_ABOUT THIS TASK_
Count up every line of the data in which "footer" occurs. The reply is one number and nothing more.

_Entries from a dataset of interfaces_

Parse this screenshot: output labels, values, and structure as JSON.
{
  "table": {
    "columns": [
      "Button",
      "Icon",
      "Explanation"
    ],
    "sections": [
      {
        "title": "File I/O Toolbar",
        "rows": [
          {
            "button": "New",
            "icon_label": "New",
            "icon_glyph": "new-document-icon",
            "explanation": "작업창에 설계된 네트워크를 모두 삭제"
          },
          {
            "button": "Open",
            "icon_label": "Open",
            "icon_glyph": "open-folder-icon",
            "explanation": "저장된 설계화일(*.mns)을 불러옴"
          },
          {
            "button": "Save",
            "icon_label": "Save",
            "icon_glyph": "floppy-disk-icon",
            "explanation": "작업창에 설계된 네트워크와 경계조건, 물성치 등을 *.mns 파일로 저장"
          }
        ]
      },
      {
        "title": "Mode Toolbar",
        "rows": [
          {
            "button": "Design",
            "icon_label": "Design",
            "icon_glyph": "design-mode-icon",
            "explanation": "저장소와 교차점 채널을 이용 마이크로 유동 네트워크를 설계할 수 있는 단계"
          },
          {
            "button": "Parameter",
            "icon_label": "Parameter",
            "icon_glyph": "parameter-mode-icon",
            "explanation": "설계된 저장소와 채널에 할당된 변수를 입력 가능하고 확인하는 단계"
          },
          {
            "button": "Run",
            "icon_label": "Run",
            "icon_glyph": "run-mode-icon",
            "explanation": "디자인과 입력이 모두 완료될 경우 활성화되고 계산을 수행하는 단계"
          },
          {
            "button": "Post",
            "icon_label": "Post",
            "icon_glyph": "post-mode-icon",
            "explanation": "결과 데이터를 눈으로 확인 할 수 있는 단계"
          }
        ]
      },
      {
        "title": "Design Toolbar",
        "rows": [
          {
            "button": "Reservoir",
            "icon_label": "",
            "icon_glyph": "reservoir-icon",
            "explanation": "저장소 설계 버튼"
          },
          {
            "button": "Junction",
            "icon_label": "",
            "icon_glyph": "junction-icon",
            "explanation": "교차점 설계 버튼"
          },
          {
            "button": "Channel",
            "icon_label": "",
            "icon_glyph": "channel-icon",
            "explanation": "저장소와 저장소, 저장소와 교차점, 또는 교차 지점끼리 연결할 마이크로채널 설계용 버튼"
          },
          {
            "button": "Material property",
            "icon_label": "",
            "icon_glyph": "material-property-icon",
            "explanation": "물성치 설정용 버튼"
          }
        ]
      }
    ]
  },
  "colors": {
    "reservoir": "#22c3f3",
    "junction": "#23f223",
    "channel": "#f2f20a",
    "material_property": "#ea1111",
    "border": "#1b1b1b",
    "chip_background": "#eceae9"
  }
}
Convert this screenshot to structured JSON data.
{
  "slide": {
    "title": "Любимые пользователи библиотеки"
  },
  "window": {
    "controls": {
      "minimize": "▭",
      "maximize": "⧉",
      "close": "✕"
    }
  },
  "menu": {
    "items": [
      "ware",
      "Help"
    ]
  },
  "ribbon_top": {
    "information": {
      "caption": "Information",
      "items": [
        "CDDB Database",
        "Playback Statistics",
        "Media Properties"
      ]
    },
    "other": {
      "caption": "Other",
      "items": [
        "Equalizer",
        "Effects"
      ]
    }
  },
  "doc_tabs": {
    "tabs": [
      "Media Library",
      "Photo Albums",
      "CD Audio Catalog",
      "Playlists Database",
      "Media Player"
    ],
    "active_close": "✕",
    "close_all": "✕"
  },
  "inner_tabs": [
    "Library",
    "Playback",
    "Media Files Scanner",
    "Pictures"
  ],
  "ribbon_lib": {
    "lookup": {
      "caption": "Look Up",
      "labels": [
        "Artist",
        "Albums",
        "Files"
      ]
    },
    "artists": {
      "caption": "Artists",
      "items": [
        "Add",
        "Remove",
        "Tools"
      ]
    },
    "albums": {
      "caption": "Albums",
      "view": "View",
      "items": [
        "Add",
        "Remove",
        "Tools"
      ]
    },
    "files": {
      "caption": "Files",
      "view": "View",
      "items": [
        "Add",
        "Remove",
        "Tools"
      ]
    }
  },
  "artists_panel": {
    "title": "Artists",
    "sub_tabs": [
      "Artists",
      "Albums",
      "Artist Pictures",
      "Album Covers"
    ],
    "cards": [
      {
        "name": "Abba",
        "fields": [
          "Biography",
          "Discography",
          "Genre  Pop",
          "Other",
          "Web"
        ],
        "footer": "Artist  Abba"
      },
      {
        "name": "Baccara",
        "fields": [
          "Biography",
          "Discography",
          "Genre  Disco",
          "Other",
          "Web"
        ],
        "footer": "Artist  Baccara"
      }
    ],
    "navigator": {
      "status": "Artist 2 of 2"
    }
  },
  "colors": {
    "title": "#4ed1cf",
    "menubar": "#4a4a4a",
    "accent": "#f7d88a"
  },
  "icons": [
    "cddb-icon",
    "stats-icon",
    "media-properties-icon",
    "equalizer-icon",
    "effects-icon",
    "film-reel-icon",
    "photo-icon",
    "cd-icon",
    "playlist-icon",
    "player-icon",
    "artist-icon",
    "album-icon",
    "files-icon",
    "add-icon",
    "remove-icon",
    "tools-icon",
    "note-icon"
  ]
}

_SOLUTION TO THIS EXERCISE_
2